--- GIVEN RECORDS Enclosed Below ---

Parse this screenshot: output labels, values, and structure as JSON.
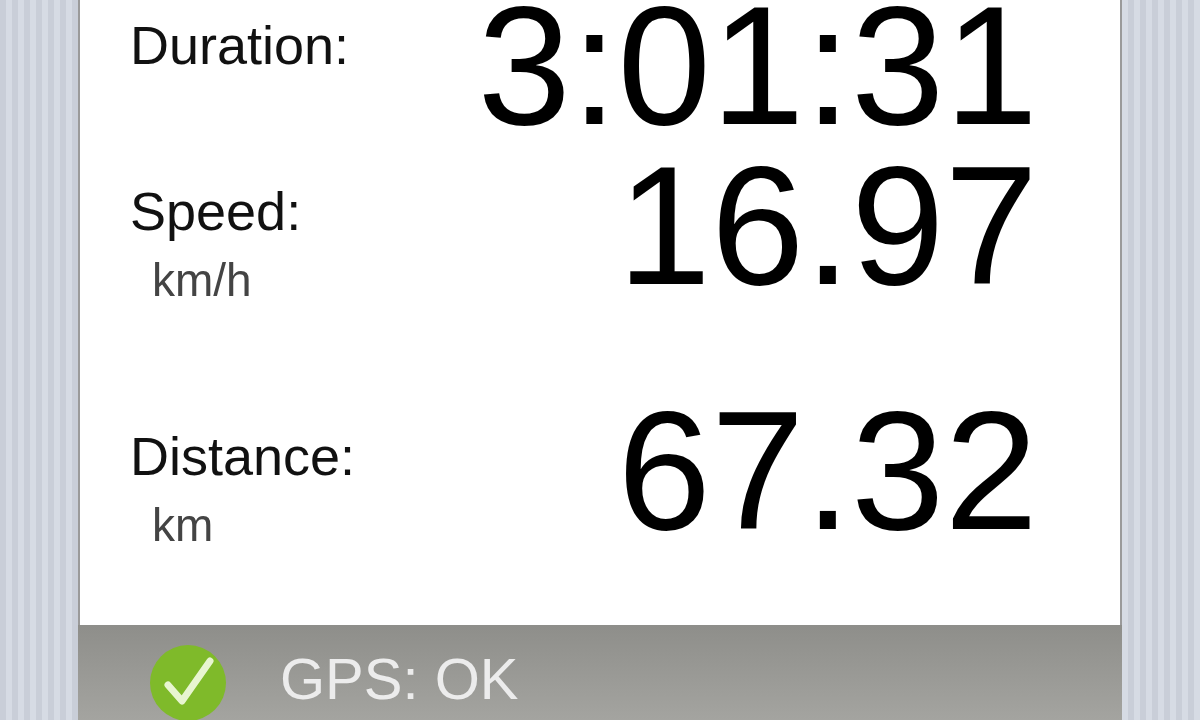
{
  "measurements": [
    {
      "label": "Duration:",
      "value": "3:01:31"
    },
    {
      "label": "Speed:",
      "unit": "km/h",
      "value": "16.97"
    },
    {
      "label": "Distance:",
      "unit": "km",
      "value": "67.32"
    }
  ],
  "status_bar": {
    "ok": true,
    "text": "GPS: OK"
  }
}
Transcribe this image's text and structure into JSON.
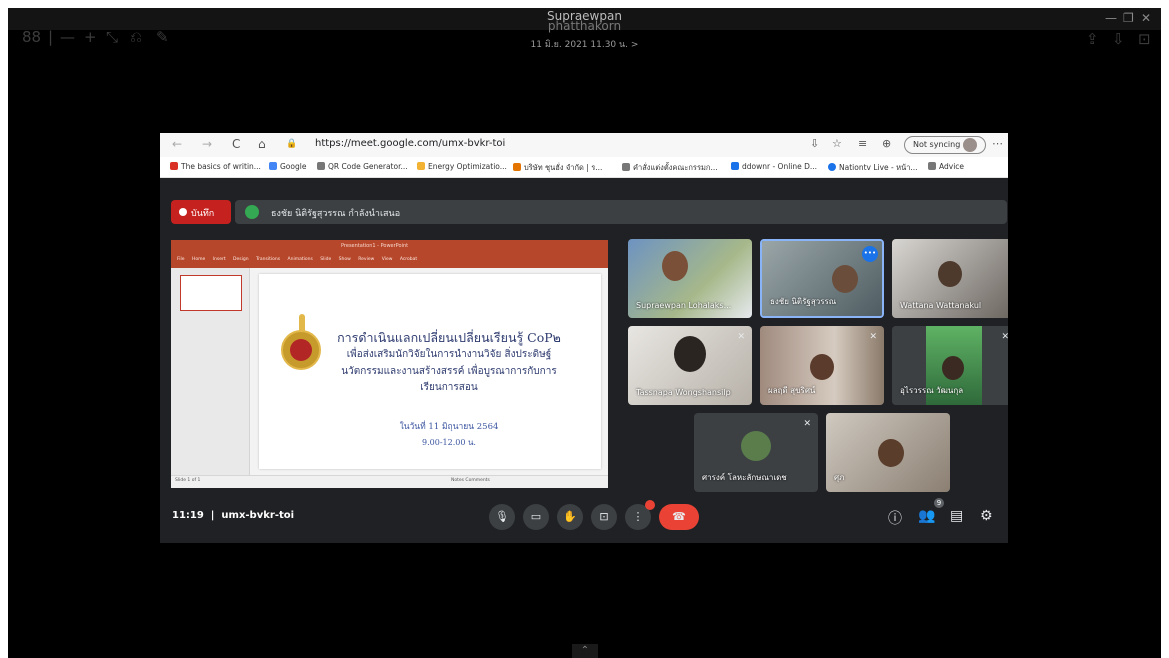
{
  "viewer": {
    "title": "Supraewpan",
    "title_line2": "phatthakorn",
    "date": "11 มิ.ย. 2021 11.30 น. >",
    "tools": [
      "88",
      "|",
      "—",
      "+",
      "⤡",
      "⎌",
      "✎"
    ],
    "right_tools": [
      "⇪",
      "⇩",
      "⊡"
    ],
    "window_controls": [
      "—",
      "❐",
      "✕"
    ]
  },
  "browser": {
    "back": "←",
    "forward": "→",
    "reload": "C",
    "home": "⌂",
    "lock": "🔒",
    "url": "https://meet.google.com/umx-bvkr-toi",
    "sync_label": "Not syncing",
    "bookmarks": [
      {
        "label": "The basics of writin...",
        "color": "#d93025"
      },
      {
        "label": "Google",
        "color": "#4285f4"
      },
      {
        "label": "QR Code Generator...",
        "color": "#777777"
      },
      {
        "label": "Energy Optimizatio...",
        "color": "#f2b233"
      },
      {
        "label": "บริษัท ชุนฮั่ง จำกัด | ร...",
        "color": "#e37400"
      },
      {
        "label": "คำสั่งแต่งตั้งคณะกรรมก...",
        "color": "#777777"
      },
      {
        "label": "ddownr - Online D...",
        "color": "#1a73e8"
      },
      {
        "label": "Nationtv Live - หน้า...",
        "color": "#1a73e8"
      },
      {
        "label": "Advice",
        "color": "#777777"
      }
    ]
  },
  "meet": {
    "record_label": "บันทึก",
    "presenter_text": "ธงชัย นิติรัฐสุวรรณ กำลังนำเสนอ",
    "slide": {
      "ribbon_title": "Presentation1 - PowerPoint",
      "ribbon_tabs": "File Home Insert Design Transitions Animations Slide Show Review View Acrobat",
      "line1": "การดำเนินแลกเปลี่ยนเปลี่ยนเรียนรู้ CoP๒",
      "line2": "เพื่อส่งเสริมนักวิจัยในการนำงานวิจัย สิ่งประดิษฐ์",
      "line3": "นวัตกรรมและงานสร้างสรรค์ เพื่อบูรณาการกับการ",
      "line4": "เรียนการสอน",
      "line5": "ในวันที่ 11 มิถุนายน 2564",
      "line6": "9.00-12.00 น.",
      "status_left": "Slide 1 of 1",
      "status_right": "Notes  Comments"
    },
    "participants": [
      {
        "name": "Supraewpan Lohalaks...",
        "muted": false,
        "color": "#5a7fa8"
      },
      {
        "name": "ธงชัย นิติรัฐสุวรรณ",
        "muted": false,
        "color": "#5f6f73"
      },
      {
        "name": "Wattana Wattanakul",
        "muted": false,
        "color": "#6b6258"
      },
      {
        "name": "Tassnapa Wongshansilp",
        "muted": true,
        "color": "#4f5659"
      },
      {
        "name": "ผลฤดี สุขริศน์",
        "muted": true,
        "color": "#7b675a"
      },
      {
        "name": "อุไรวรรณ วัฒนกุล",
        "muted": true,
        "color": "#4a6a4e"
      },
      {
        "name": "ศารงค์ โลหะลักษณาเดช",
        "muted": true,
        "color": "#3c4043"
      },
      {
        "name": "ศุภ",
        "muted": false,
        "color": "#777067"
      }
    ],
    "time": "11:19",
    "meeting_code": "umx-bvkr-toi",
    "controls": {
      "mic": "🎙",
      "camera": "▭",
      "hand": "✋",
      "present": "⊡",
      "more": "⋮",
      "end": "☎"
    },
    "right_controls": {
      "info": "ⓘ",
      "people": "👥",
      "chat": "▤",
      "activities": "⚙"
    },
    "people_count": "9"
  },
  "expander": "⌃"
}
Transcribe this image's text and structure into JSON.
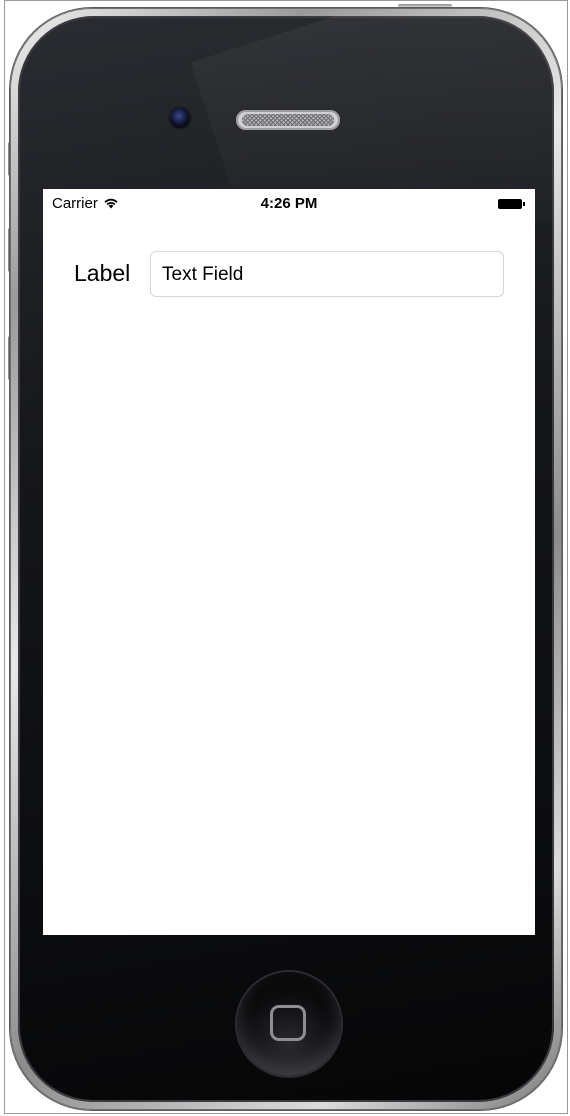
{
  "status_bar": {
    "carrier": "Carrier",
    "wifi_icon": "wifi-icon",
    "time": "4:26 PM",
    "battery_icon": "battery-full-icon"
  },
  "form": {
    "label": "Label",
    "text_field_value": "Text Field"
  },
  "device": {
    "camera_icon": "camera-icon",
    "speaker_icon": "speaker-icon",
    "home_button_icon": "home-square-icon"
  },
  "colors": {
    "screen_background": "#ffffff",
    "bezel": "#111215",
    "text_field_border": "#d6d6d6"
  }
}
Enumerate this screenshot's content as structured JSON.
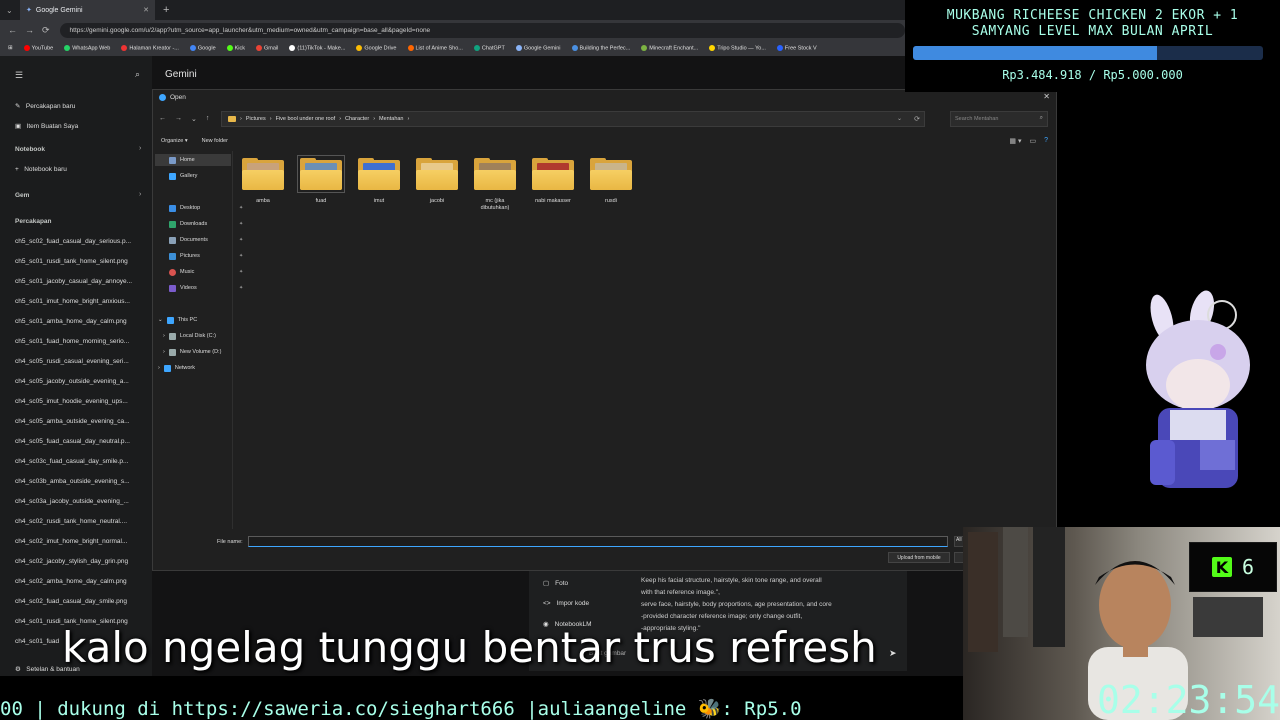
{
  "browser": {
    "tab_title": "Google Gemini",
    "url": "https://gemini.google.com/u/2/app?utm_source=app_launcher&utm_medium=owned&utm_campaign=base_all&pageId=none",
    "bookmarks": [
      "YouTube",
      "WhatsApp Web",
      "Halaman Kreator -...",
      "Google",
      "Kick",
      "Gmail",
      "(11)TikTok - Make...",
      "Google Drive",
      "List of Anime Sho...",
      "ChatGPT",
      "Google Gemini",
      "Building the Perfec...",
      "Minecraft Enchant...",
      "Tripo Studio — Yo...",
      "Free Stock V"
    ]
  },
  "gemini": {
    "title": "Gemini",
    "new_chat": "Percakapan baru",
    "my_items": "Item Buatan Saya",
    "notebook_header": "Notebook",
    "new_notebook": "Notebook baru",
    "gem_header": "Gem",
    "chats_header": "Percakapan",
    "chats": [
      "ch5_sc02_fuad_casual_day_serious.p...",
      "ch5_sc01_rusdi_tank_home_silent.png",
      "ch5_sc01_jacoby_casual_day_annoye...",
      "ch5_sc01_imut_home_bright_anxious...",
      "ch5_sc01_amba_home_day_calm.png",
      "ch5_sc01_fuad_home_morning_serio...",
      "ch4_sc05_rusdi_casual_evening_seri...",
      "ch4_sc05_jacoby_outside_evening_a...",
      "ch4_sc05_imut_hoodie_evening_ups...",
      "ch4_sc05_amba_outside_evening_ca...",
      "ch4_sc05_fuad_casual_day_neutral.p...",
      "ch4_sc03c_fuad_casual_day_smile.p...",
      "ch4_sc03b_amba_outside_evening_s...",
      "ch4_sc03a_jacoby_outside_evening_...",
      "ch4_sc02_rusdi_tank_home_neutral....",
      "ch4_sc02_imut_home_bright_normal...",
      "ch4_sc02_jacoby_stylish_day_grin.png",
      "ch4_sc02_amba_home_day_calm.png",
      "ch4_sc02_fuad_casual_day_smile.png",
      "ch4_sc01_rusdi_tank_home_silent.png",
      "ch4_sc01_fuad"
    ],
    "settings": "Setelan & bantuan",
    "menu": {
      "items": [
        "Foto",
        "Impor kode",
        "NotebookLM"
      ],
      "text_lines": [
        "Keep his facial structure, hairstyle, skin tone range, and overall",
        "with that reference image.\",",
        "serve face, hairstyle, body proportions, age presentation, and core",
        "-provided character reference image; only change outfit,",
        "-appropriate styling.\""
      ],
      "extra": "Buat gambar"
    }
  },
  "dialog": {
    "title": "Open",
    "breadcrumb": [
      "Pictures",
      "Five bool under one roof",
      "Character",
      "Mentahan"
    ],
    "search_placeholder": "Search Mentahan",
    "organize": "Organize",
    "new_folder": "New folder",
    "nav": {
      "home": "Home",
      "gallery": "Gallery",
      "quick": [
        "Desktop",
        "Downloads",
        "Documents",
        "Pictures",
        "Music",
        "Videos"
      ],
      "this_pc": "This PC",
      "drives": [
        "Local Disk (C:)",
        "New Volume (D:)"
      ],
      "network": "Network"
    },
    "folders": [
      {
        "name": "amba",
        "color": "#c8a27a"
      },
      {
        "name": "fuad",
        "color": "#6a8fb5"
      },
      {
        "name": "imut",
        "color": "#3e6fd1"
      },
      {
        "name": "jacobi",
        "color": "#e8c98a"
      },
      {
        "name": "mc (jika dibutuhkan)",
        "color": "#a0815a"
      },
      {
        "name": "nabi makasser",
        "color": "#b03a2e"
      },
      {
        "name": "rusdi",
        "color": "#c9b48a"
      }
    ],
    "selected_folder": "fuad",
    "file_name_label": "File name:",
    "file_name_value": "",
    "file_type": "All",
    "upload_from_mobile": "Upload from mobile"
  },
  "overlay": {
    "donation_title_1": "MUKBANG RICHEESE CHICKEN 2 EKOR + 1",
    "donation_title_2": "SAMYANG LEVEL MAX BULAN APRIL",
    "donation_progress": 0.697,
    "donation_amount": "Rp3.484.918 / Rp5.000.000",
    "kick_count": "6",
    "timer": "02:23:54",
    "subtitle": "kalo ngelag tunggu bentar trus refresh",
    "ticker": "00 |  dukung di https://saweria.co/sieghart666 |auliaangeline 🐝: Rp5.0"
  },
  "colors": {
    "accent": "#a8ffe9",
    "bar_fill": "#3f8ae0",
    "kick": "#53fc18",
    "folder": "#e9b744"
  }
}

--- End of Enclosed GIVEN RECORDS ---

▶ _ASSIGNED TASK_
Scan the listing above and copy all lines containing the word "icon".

▶ _ANSWER SPACE_
    "wifi_icon": "wifi-icon",
    "battery_icon": "battery-full-icon"
    "camera_icon": "camera-icon",
    "speaker_icon": "speaker-icon",
    "home_button_icon": "home-square-icon"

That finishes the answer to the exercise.